Jeff Dexter will serve as the Council’s vice-chair in 2018.
Dexter, who was instrumental in Damascus Township’s July 21, 2008 decision to join the UDC, was appointed as first alternate representative in January 2010 before assuming the UDC representative position in 2012.
He served as the Council’s vice-chair in 2012, was elected as chairperson in 2013, became secretary-treasurer in 2015, and was vice-chair again in 2016. He is a member of the UDC’s Project Review and Operations Committees, and the Personnel Subcommittee.
The Cochecton, NY native graduated from Narrowsburg Central School in 1967, earned a 1971 Bachelor’s degree in Resources Management from the College of Forestry at Syracuse University, and had a 31-year career working in the Arizona State Parks System before returning to the Upper Delaware River Valley after his 2003 retirement.

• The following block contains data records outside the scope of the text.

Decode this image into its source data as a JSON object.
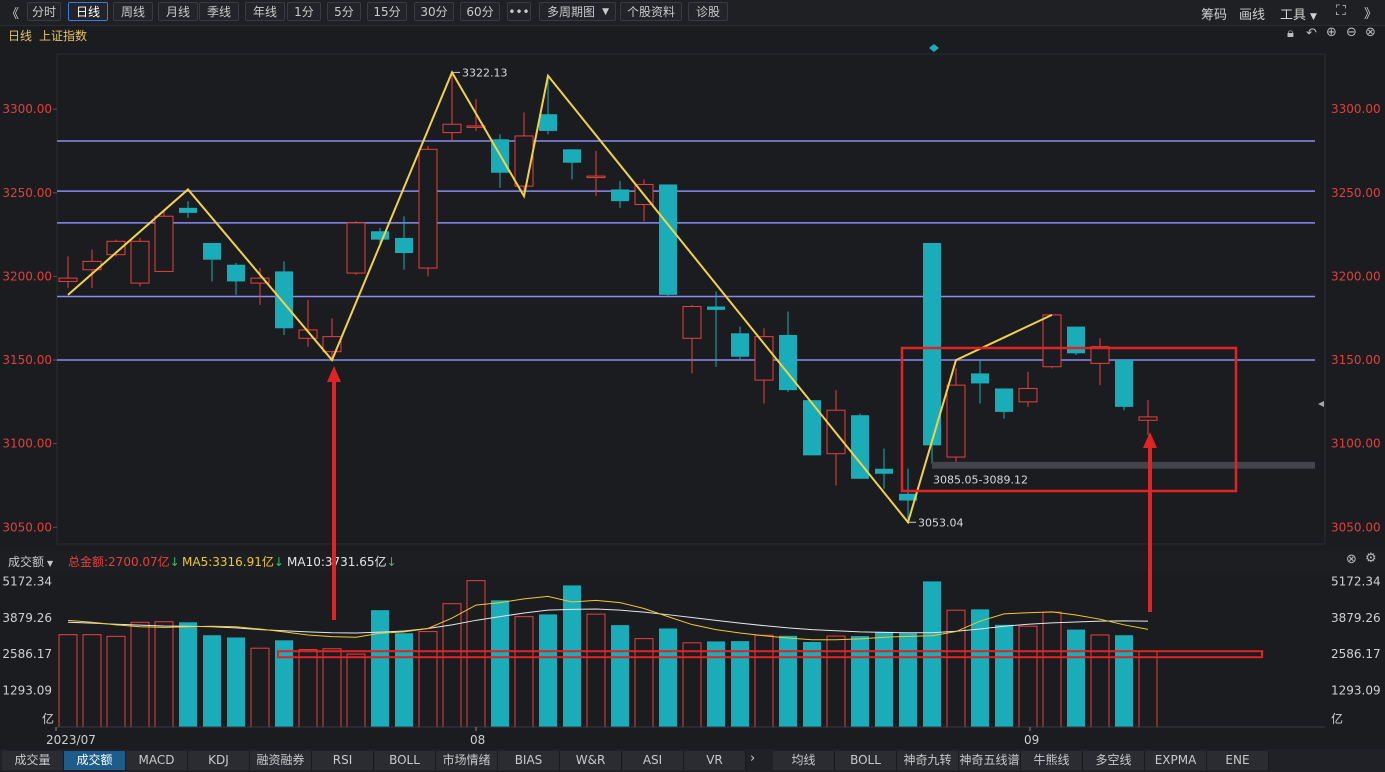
{
  "toolbar": {
    "back": "《",
    "buttons": [
      "分时",
      "日线",
      "周线",
      "月线",
      "季线",
      "年线",
      "1分",
      "5分",
      "15分",
      "30分",
      "60分"
    ],
    "active": "日线",
    "more": "•••",
    "multi": "多周期图",
    "stock_info": "个股资料",
    "diagnose": "诊股",
    "right": [
      "筹码",
      "画线",
      "工具"
    ],
    "fullscreen": "⛶",
    "forward": "》"
  },
  "title": {
    "period": "日线",
    "name": "上证指数"
  },
  "chart_data": [
    {
      "type": "candlestick",
      "title": "上证指数 日线",
      "ylim": [
        3040,
        3333
      ],
      "yticks": [
        3300,
        3250,
        3200,
        3150,
        3100,
        3050
      ],
      "ytick_labels": [
        "3300.00",
        "3250.00",
        "3200.00",
        "3150.00",
        "3100.00",
        "3050.00"
      ],
      "candles": [
        {
          "o": 3197,
          "c": 3199,
          "h": 3212,
          "l": 3193
        },
        {
          "o": 3204,
          "c": 3209,
          "h": 3216,
          "l": 3193
        },
        {
          "o": 3213,
          "c": 3221,
          "h": 3222,
          "l": 3212
        },
        {
          "o": 3196,
          "c": 3221,
          "h": 3223,
          "l": 3194
        },
        {
          "o": 3203,
          "c": 3236,
          "h": 3240,
          "l": 3203
        },
        {
          "o": 3241,
          "c": 3238,
          "h": 3245,
          "l": 3235
        },
        {
          "o": 3220,
          "c": 3210,
          "h": 3220,
          "l": 3197
        },
        {
          "o": 3207,
          "c": 3197,
          "h": 3208,
          "l": 3189
        },
        {
          "o": 3196,
          "c": 3199,
          "h": 3205,
          "l": 3183
        },
        {
          "o": 3203,
          "c": 3169,
          "h": 3209,
          "l": 3165
        },
        {
          "o": 3163,
          "c": 3168,
          "h": 3186,
          "l": 3158
        },
        {
          "o": 3155,
          "c": 3164,
          "h": 3175,
          "l": 3150
        },
        {
          "o": 3202,
          "c": 3232,
          "h": 3233,
          "l": 3201
        },
        {
          "o": 3227,
          "c": 3222,
          "h": 3229,
          "l": 3219
        },
        {
          "o": 3223,
          "c": 3214,
          "h": 3236,
          "l": 3204
        },
        {
          "o": 3205,
          "c": 3276,
          "h": 3278,
          "l": 3200
        },
        {
          "o": 3286,
          "c": 3291,
          "h": 3322,
          "l": 3281
        },
        {
          "o": 3290,
          "c": 3290,
          "h": 3306,
          "l": 3287
        },
        {
          "o": 3282,
          "c": 3262,
          "h": 3285,
          "l": 3253
        },
        {
          "o": 3254,
          "c": 3284,
          "h": 3298,
          "l": 3251
        },
        {
          "o": 3297,
          "c": 3287,
          "h": 3318,
          "l": 3285
        },
        {
          "o": 3276,
          "c": 3268,
          "h": 3276,
          "l": 3258
        },
        {
          "o": 3260,
          "c": 3260,
          "h": 3275,
          "l": 3248
        },
        {
          "o": 3252,
          "c": 3245,
          "h": 3257,
          "l": 3241
        },
        {
          "o": 3243,
          "c": 3255,
          "h": 3258,
          "l": 3233
        },
        {
          "o": 3255,
          "c": 3189,
          "h": 3255,
          "l": 3188
        },
        {
          "o": 3163,
          "c": 3182,
          "h": 3183,
          "l": 3142
        },
        {
          "o": 3182,
          "c": 3180,
          "h": 3191,
          "l": 3146
        },
        {
          "o": 3166,
          "c": 3152,
          "h": 3170,
          "l": 3150
        },
        {
          "o": 3138,
          "c": 3164,
          "h": 3169,
          "l": 3124
        },
        {
          "o": 3165,
          "c": 3132,
          "h": 3179,
          "l": 3131
        },
        {
          "o": 3126,
          "c": 3093,
          "h": 3126,
          "l": 3093
        },
        {
          "o": 3094,
          "c": 3120,
          "h": 3132,
          "l": 3075
        },
        {
          "o": 3117,
          "c": 3079,
          "h": 3118,
          "l": 3079
        },
        {
          "o": 3085,
          "c": 3082,
          "h": 3097,
          "l": 3073
        },
        {
          "o": 3070,
          "c": 3066,
          "h": 3085,
          "l": 3053
        },
        {
          "o": 3220,
          "c": 3099,
          "h": 3220,
          "l": 3088
        },
        {
          "o": 3092,
          "c": 3135,
          "h": 3145,
          "l": 3086
        },
        {
          "o": 3142,
          "c": 3136,
          "h": 3150,
          "l": 3124
        },
        {
          "o": 3133,
          "c": 3119,
          "h": 3133,
          "l": 3115
        },
        {
          "o": 3125,
          "c": 3133,
          "h": 3143,
          "l": 3122
        },
        {
          "o": 3146,
          "c": 3177,
          "h": 3177,
          "l": 3145
        },
        {
          "o": 3170,
          "c": 3154,
          "h": 3170,
          "l": 3153
        },
        {
          "o": 3148,
          "c": 3158,
          "h": 3163,
          "l": 3135
        },
        {
          "o": 3150,
          "c": 3122,
          "h": 3150,
          "l": 3120
        },
        {
          "o": 3114,
          "c": 3116,
          "h": 3126,
          "l": 3105
        }
      ],
      "zigzag": [
        3189,
        3252,
        3150,
        3322,
        3248,
        3320,
        3053,
        3150,
        3177
      ],
      "hlines": [
        3281,
        3251,
        3232,
        3188,
        3150
      ],
      "annotations": {
        "high": "3322.13",
        "low": "3053.04",
        "range": "3085.05-3089.12"
      }
    },
    {
      "type": "bar",
      "title": "成交额",
      "ylim": [
        0,
        5400
      ],
      "ytick_labels": [
        "5172.34",
        "3879.26",
        "2586.17",
        "1293.09"
      ],
      "unit": "亿",
      "xtick_labels": [
        "2023/07",
        "08",
        "09"
      ],
      "values": [
        3280,
        3280,
        3220,
        3720,
        3740,
        3720,
        3260,
        3180,
        2800,
        3080,
        2750,
        2780,
        2590,
        4150,
        3330,
        3390,
        4380,
        5200,
        4500,
        3920,
        4000,
        5030,
        4010,
        3620,
        3140,
        3500,
        2990,
        3040,
        3050,
        3260,
        3240,
        3020,
        3230,
        3230,
        3380,
        3330,
        5172,
        4150,
        4180,
        3630,
        3580,
        4080,
        3460,
        3270,
        3260,
        2700
      ],
      "ma5": [
        3790,
        3720,
        3630,
        3560,
        3540,
        3560,
        3580,
        3560,
        3480,
        3380,
        3270,
        3210,
        3190,
        3330,
        3380,
        3500,
        3870,
        4330,
        4420,
        4550,
        4640,
        4440,
        4500,
        4420,
        4210,
        3920,
        3640,
        3460,
        3340,
        3240,
        3160,
        3100,
        3100,
        3130,
        3190,
        3220,
        3240,
        3390,
        3760,
        4020,
        4060,
        4090,
        3980,
        3830,
        3630,
        3470
      ],
      "ma10": [
        3720,
        3690,
        3650,
        3620,
        3590,
        3580,
        3560,
        3520,
        3460,
        3420,
        3380,
        3350,
        3340,
        3370,
        3410,
        3500,
        3630,
        3790,
        3920,
        4050,
        4150,
        4180,
        4190,
        4150,
        4080,
        3990,
        3890,
        3790,
        3690,
        3600,
        3520,
        3460,
        3420,
        3380,
        3360,
        3350,
        3350,
        3400,
        3480,
        3580,
        3650,
        3700,
        3730,
        3760,
        3770,
        3760
      ]
    }
  ],
  "volume_header": {
    "label": "成交额",
    "total": "总金额:2700.07亿",
    "ma5": "MA5:3316.91亿",
    "ma10": "MA10:3731.65亿"
  },
  "bottom_tabs_left": [
    "成交量",
    "成交额",
    "MACD",
    "KDJ",
    "融资融券",
    "RSI",
    "BOLL",
    "市场情绪",
    "BIAS",
    "W&R",
    "ASI",
    "VR"
  ],
  "bottom_active": "成交额",
  "bottom_tabs_right": [
    "均线",
    "BOLL",
    "神奇九转",
    "神奇五线谱",
    "牛熊线",
    "多空线",
    "EXPMA",
    "ENE"
  ],
  "colors": {
    "up": "#e8403e",
    "down": "#1aacb8",
    "zigzag": "#f0d24a",
    "hline": "#8a8cf0",
    "ma5": "#f0c832",
    "ma10": "#e6e6e6",
    "box": "#e02424",
    "arrow": "#e02424",
    "axis_red": "#e0403a"
  }
}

Dexter retired from the Damascus Board of Supervisors in 2015 following a 10-year tenure, including six years as chairman. He was appointed to a six-year term as Township Auditor effective Jan. 4, 2016.
He is the Volunteers-in-Mission Team Leader for disaster recovery projects through the Damascus Methodist Church, the sponsor’s representative to the Northeast Council of the Boy Scouts of America for Troop 122 in Damascus, is active with the Damascus Volunteer Ambulance Corps, and belongs to numerous local historical societies.
Jeff and his wife, Linda, built their log home in Damascus. They have three children: Kari, Bethany, and Jonathan.
Al Henry was appointed by the Berlin Township Board of Supervisors as its UDC delegate on Jan. 3, 2012.
He chaired the Council in 2015 after having served as its secretary-treasurer from Aug. 1-Dec. 31, 2013, then again in 2014, and the past three years of 2016-18. He sits on all three UDC standing committees (Water Use/Resource Management, Project Review, and Operations) and chairs its Personnel Subcommittee.
A native of Beach Lake, PA, Henry was employed by the National Park Service (NPS) for 32 years, all but two years of that tenure with the Upper Delaware Scenic and Recreational River, before retiring on June 1, 2009 as Chief Ranger.
The Honesdale High School graduate earned a Bachelor’s degree in Recreation and Parks from Penn State University in 1976 and studied Outdoor Education at the University of Northern Colorado before joining the NPS ranks in 1977
In addition to extensive law enforcement credentials, Henry earned certification as an NAUI Divemaster, served as a volunteer firefighter, and coached baseball and soccer locally.
Henry has recently worked for Northeast Wilderness Experience as a guide for river and hiking trips and for 3 B’s Indoor Shooting Range in Honesdale as a firearms instructor. He also helps maintain his family’s 300-acre Village View Farm property in Beach Lake, and is a member of the Beach Lake Hunting and Fishing Club.
Al and his wife, Karen Carlson, are the parents of Alana and Dylan. They are grandparents to Beau, the son of Dr. Alana and Bart Rickard.
About the UDC
Established in 1988, the Upper Delaware Council works in partnership with the National Park Service to oversee implementation of the River Management Plan for the Upper Delaware Scenic and Recreational River.
The U.S. Congress designated the 73.4-mile-long, 55,574.5-acre corridor which starts below the confluence of the East and West Branches of the Delaware in Hancock, NY and extends to Railroad Bridge No. 2 in Mill Rift, PA, to the National Wild and Scenic Rivers System in 1978.